Because of new research into child development, the developmental perspective has captured the attention of the therapeutic community for the last fifteen years, and it is transforming the way therapy is being carried out. Most schools of body psychotherapy have also been deeply impacted by this shift, but most have had to rely on theories that address primarily psychological development to inform their work. In this interview, I discuss the formation of a truly somatically based theory of human development with its founder, Lisbeth Marcher.
Since the mid-80s, the Bodynamic System has developed new ways to work with trauma and stress-related conditions by incorporating the body in a very concrete, physical manner. In this article we describe how we work with the Ego split that is caused by shock.
Overcoming Shock Trauma and PTSD Bodynamics Training for the Ukrainian veterans is aimed at the post traumatic growth of the combat operations participants and is based on the “equal to equal” principle. The training is created by Ditte Marcher, Director of Bodynamics International, and is based on the 30 years of experience working in the war zones. The training was first carried out in Denmark for the Danish veterans in 2013-2014, and the veteran organization VaKa was established as the result. The first training in Ukraine was taught by Ditte Marcher and the Ukrainian assistants in 2015 based on the contract and the request of the Healing War Scars organization.
In this article, we will present the method of working with therapeutic re-birthing as practiced by psychotherapists trained in Bodynamic Analysis. The principles set forth here were presented by Lisbeth Marcher in a lecture before the Third Congress on Pre- and Perinatal Psychology in San Francisco, California in 1987.
What is the impact of incorporating work with the body in the therapeutic treatment of assault/abuse? Victims of violence or sexual abuse who have tried to work it through exclusively in verbal therapy often express: "I know what happened, and I have talked it through, but I'm still missing something." "I can't seem to be finished with it." "I still don't like my body." "I'm still scared." Body-psychotherapeutic work with victims of assault/abuse usually enables radical progress. First the client will experience the assault/abuse as more "real" -- the experience gains a somatic and emotional reality. Later s/he will find it is actually possible to release the experience: feelings can be expressed, nausea and anxiety disappear, the stomach becomes quiet again, etc.
When we work with clients or train therapists one of the models we use is - a "Model of energy fields", developed by Lisbeth Marcher. This energy model is especially inspired by Danish spiritual teacher Jes Bertelsen and Lisbeth’s studies of intercultural issues. We use this model to find out how an issue that we are working with interrelates in the greater picture. It is important for us to know which other fields the issue has to be integrated with.

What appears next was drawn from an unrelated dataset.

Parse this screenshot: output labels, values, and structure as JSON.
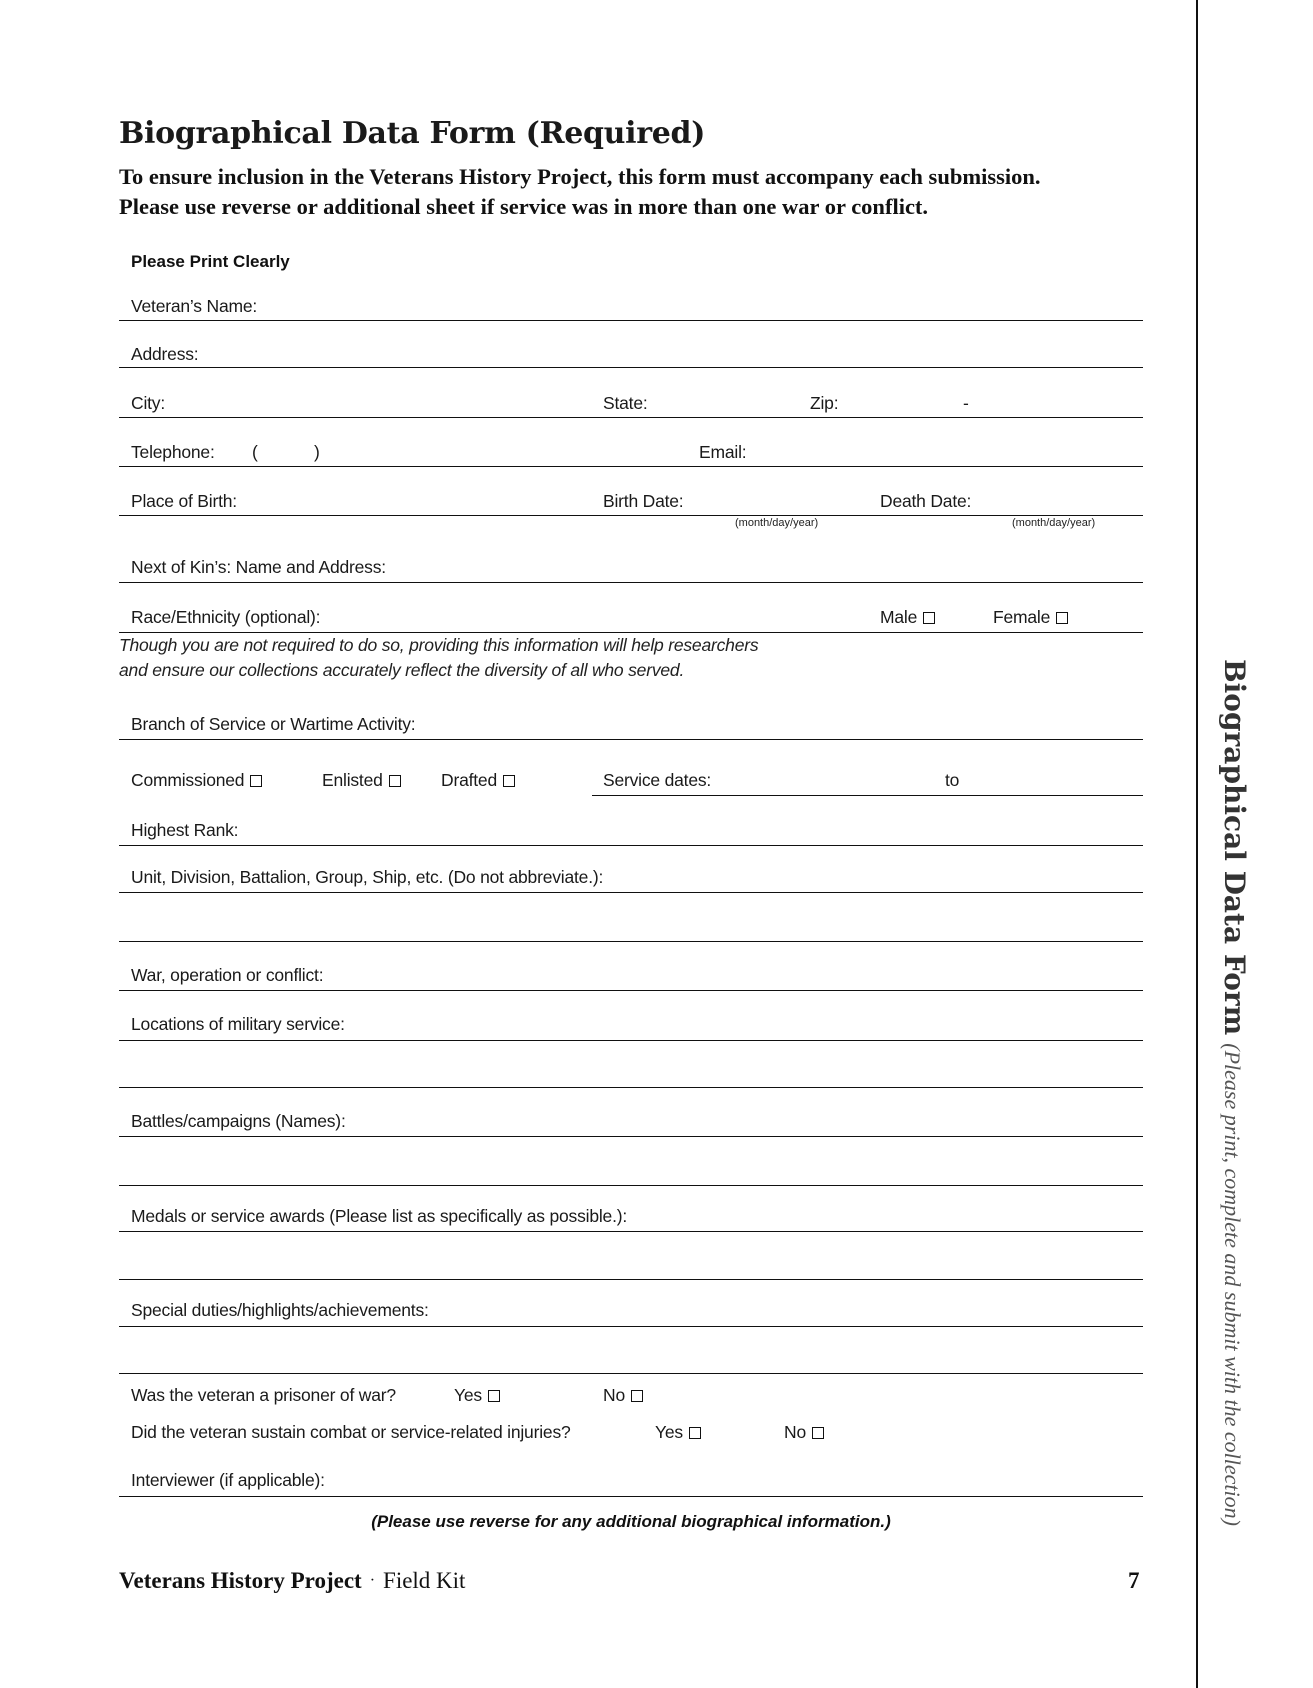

When I work, I use both verbal and non-verbal interventions. I analyze, I make contracts, I integrate cognitive, behavioral, somatic and social elements, I touch (in ways that can be supportive, neutral and/or evoking), I work from ethical guidelines, I teach and I confront, I use developmental theory and character structure theory, I use transference and countertransference concepts, and much more. My intention is to help clients with issues that prevent them from functioning in the world, help them to overcome obstacles and to develop new resources.

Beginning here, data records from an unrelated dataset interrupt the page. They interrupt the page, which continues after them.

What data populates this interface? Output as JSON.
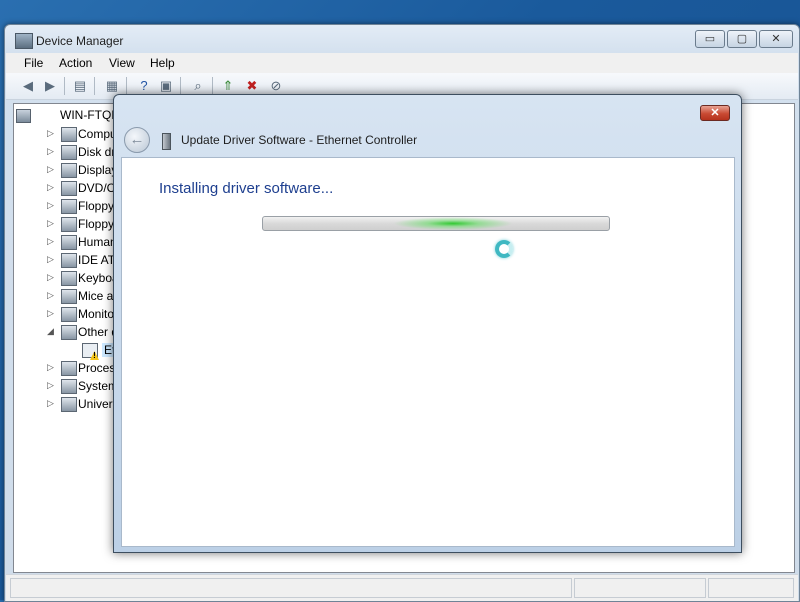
{
  "device_manager": {
    "title": "Device Manager",
    "caption_buttons": {
      "minimize": "▭",
      "maximize": "▢",
      "close": "✕"
    },
    "menu": [
      "File",
      "Action",
      "View",
      "Help"
    ],
    "toolbar_icons": [
      "back-arrow-icon",
      "forward-arrow-icon",
      "properties-icon",
      "details-icon",
      "help-icon",
      "action-icon",
      "scan-hardware-icon",
      "update-driver-icon",
      "uninstall-icon",
      "disable-icon"
    ],
    "tree": {
      "root": "WIN-FTQR",
      "items": [
        {
          "label": "Compu",
          "expander": "▷"
        },
        {
          "label": "Disk dr",
          "expander": "▷"
        },
        {
          "label": "Display",
          "expander": "▷"
        },
        {
          "label": "DVD/C",
          "expander": "▷"
        },
        {
          "label": "Floppy",
          "expander": "▷"
        },
        {
          "label": "Floppy",
          "expander": "▷"
        },
        {
          "label": "Human",
          "expander": "▷"
        },
        {
          "label": "IDE AT",
          "expander": "▷"
        },
        {
          "label": "Keyboa",
          "expander": "▷"
        },
        {
          "label": "Mice a",
          "expander": "▷"
        },
        {
          "label": "Monito",
          "expander": "▷"
        },
        {
          "label": "Other d",
          "expander": "◢"
        },
        {
          "label": "Proces",
          "expander": "▷"
        },
        {
          "label": "System",
          "expander": "▷"
        },
        {
          "label": "Univers",
          "expander": "▷"
        }
      ],
      "selected_child": "Eth"
    }
  },
  "dialog": {
    "title": "Update Driver Software - Ethernet Controller",
    "back_glyph": "←",
    "close_glyph": "✕",
    "heading": "Installing driver software...",
    "progress_state": "indeterminate",
    "accent_color": "#1e3f8f",
    "progress_color": "#28c828"
  }
}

In terms of understanding the scientific validation of The Bodynamic System, we alternate between calling it The Bodynamic System (Analysis), The Bodynamic Analysis, Bodynamic Analysis and The Bodynamic System. It is the same, but occurs owing to a recent name change from Analysis to System, which signals that our System includes so many models and concepts, and that we traverse (go across) officially recognized boundaries between different professional disciplines.
It is a common experience that language is not a very precise means of communication. Very often we encounter misunderstandings like “but I thought that …” or “didn’t you say that …?” Maybe you do a certain thing in the belief that it is going to make somebody else happy, and then it does not. Or you “follow your intuition”, and it turns out to be all wrong. If such misunderstandings are not cleared up, the result may be complicated conflicts, ruined friendships and lost business possibilities.
Challenges on the way towards a common ground of body psychotherapy – Body psychotherapy versus the established areas of psychology.
I believe that we need to move towards a common ground of body psychotherapy, and also that we need to enter into a more professional dialogue with the world of established and academic psychologists. These are no easy challenges. I will address some of the difficulties I see as connected to these processes including what I perceive as our fears and resistances. And I will suggest a few steps in both (interconnected) directions: what is the common ground of body psychotherapy and how can we establish a dialogue with the world of academic psychologists?